Marmalade is just as popular a topping for toast as jams, jellies and other fruit preserves are, and its strong orange flavor makes it a popular ingredient in some baked goods, as well. Marmalade is a jelly – a fruit preserve made from sugar and fruit juice, as opposed to fruit puree – that has pieces of fruit suspended it it. It is typically made with the juice, flesh and rind of oranges. Seville oranges, or bitter oranges, are the standard citrus used in marmalade (particularly in English marmalades) because their relatively high pectin content allows the preserve to set firmly and their distinctive bitter note is a pleasant contrast to the otherwise sweet orange juice.
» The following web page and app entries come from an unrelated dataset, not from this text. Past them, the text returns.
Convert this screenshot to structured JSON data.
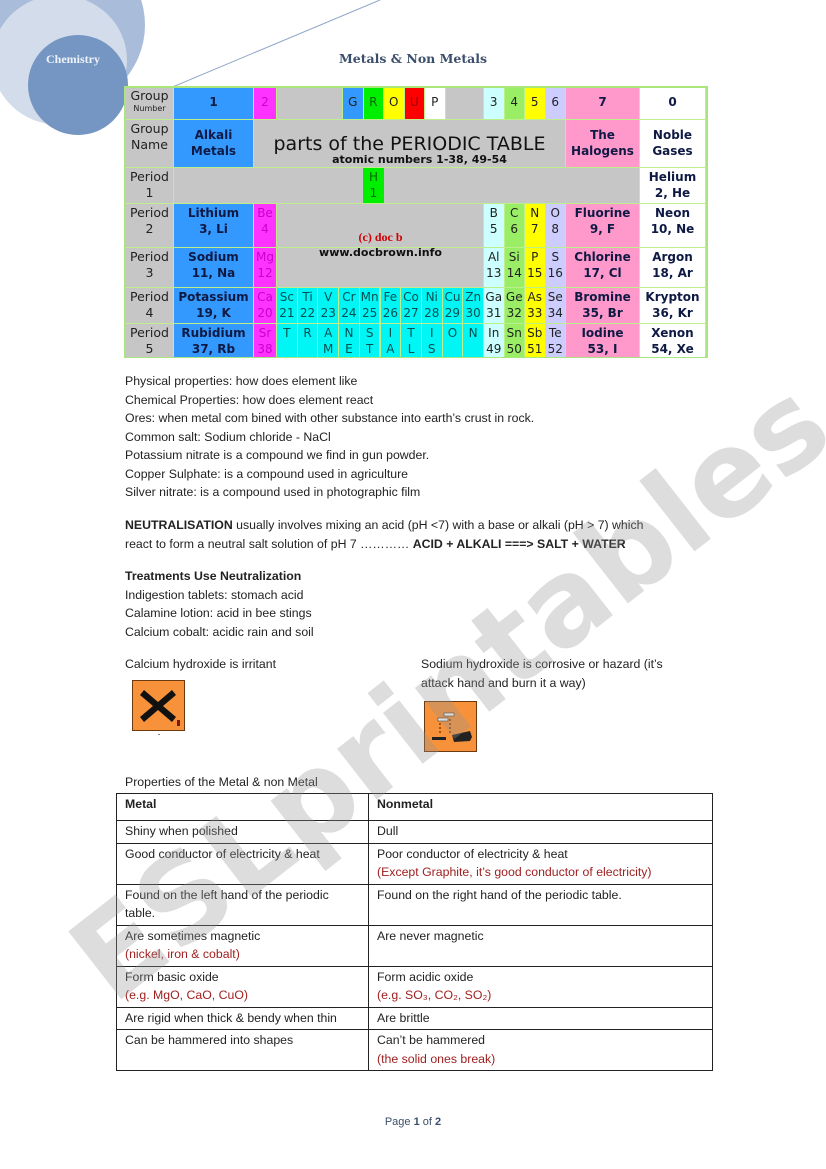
{
  "header": {
    "brand": "Chemistry",
    "title": "Metals & Non Metals"
  },
  "periodic_table": {
    "row_labels": {
      "group_number": "Group",
      "group_number_sub": "Number",
      "group_name_1": "Group",
      "group_name_2": "Name",
      "period": "Period"
    },
    "group_numbers": {
      "g1": "1",
      "g2": "2",
      "g3": "3",
      "g4": "4",
      "g5": "5",
      "g6": "6",
      "g7": "7",
      "g0": "0"
    },
    "group_letters": [
      "G",
      "R",
      "O",
      "U",
      "P"
    ],
    "group_names": {
      "alkali_1": "Alkali",
      "alkali_2": "Metals",
      "halogens_1": "The",
      "halogens_2": "Halogens",
      "noble_1": "Noble",
      "noble_2": "Gases"
    },
    "title": "parts of the PERIODIC TABLE",
    "subtitle": "atomic numbers 1-38, 49-54",
    "credit": "(c) doc b",
    "website": "www.docbrown.info",
    "periods": [
      "1",
      "2",
      "3",
      "4",
      "5"
    ],
    "hydrogen": {
      "symbol": "H",
      "number": "1"
    },
    "helium": {
      "name": "Helium",
      "info": "2, He"
    },
    "alkali": [
      {
        "name": "Lithium",
        "info": "3, Li"
      },
      {
        "name": "Sodium",
        "info": "11, Na"
      },
      {
        "name": "Potassium",
        "info": "19, K"
      },
      {
        "name": "Rubidium",
        "info": "37, Rb"
      }
    ],
    "group2": [
      {
        "symbol": "Be",
        "number": "4"
      },
      {
        "symbol": "Mg",
        "number": "12"
      },
      {
        "symbol": "Ca",
        "number": "20"
      },
      {
        "symbol": "Sr",
        "number": "38"
      }
    ],
    "transition_p4": [
      {
        "symbol": "Sc",
        "number": "21"
      },
      {
        "symbol": "Ti",
        "number": "22"
      },
      {
        "symbol": "V",
        "number": "23"
      },
      {
        "symbol": "Cr",
        "number": "24"
      },
      {
        "symbol": "Mn",
        "number": "25"
      },
      {
        "symbol": "Fe",
        "number": "26"
      },
      {
        "symbol": "Co",
        "number": "27"
      },
      {
        "symbol": "Ni",
        "number": "28"
      },
      {
        "symbol": "Cu",
        "number": "29"
      },
      {
        "symbol": "Zn",
        "number": "30"
      }
    ],
    "transition_p5_top": [
      "T",
      "R",
      "A",
      "N",
      "S",
      "I",
      "T",
      "I",
      "O",
      "N"
    ],
    "transition_p5_bottom": [
      "",
      "",
      "M",
      "E",
      "T",
      "A",
      "L",
      "S",
      "",
      ""
    ],
    "pblock": [
      [
        {
          "symbol": "B",
          "number": "5"
        },
        {
          "symbol": "C",
          "number": "6"
        },
        {
          "symbol": "N",
          "number": "7"
        },
        {
          "symbol": "O",
          "number": "8"
        }
      ],
      [
        {
          "symbol": "Al",
          "number": "13"
        },
        {
          "symbol": "Si",
          "number": "14"
        },
        {
          "symbol": "P",
          "number": "15"
        },
        {
          "symbol": "S",
          "number": "16"
        }
      ],
      [
        {
          "symbol": "Ga",
          "number": "31"
        },
        {
          "symbol": "Ge",
          "number": "32"
        },
        {
          "symbol": "As",
          "number": "33"
        },
        {
          "symbol": "Se",
          "number": "34"
        }
      ],
      [
        {
          "symbol": "In",
          "number": "49"
        },
        {
          "symbol": "Sn",
          "number": "50"
        },
        {
          "symbol": "Sb",
          "number": "51"
        },
        {
          "symbol": "Te",
          "number": "52"
        }
      ]
    ],
    "halogens": [
      {
        "name": "Fluorine",
        "info": "9, F"
      },
      {
        "name": "Chlorine",
        "info": "17, Cl"
      },
      {
        "name": "Bromine",
        "info": "35, Br"
      },
      {
        "name": "Iodine",
        "info": "53, I"
      }
    ],
    "noble": [
      {
        "name": "Neon",
        "info": "10, Ne"
      },
      {
        "name": "Argon",
        "info": "18, Ar"
      },
      {
        "name": "Krypton",
        "info": "36, Kr"
      },
      {
        "name": "Xenon",
        "info": "54, Xe"
      }
    ]
  },
  "definitions": [
    "Physical properties: how does element like",
    "Chemical Properties: how does element react",
    "Ores: when metal com bined with other substance into earth’s crust in rock.",
    "Common salt:  Sodium chloride - NaCl",
    "Potassium nitrate is a compound we find in gun powder.",
    "Copper Sulphate: is a compound used in agriculture",
    "Silver nitrate: is a compound used in photographic film"
  ],
  "neutralisation": {
    "term": "NEUTRALISATION",
    "text1": " usually involves mixing an acid (pH <7) with a base or alkali (pH > 7) which",
    "text2": "react to form  a neutral salt solution of pH 7  ………… ",
    "equation": "ACID + ALKALI ===> SALT + WATER"
  },
  "treatments": {
    "heading": "Treatments Use Neutralization",
    "items": [
      "Indigestion tablets: stomach acid",
      "Calamine lotion: acid in bee stings",
      "Calcium cobalt:  acidic rain and soil"
    ]
  },
  "hazards": {
    "irritant_caption": "Calcium hydroxide is irritant",
    "corrosive_caption_1": "Sodium hydroxide is corrosive or hazard (it’s",
    "corrosive_caption_2": "attack hand and burn it a way)"
  },
  "properties_table": {
    "caption": "Properties of the Metal & non Metal",
    "headers": [
      "Metal",
      "Nonmetal"
    ],
    "rows": [
      {
        "metal": "Shiny when polished",
        "metal_note": "",
        "nonmetal": "Dull",
        "nonmetal_note": ""
      },
      {
        "metal": "Good conductor of electricity & heat",
        "metal_note": "",
        "nonmetal": "Poor conductor of electricity & heat",
        "nonmetal_note": "(Except Graphite, it’s good conductor of electricity)"
      },
      {
        "metal": "Found on the left hand of the periodic table.",
        "metal_note": "",
        "nonmetal": "Found on the right hand of the periodic table.",
        "nonmetal_note": ""
      },
      {
        "metal": "Are sometimes magnetic",
        "metal_note": "(nickel, iron & cobalt)",
        "nonmetal": "Are never magnetic",
        "nonmetal_note": ""
      },
      {
        "metal": "Form basic oxide",
        "metal_note": "(e.g. MgO, CaO, CuO)",
        "nonmetal": "Form acidic oxide",
        "nonmetal_note": "(e.g. SO₃, CO₂, SO₂)"
      },
      {
        "metal": "Are rigid when thick & bendy when thin",
        "metal_note": "",
        "nonmetal": "Are brittle",
        "nonmetal_note": ""
      },
      {
        "metal": "Can be hammered into shapes",
        "metal_note": "",
        "nonmetal": "Can’t be hammered",
        "nonmetal_note": "(the solid ones break)"
      }
    ]
  },
  "footer": {
    "prefix": "Page ",
    "current": "1",
    "middle": " of ",
    "total": "2"
  },
  "watermark": "ESLprintables.com"
}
While orange marmalade is the most common variety, marmalade can actually be made with other citrus fruits. This is great news for those who aren’t fans of the bitterness that many traditional marmalades contain. These blends – like the Three Fruit Marmalade pictured above – use sweet oranges, lemons, limes and even grapefruits to create a sweeter preserve that still has that zesty citrus flavor.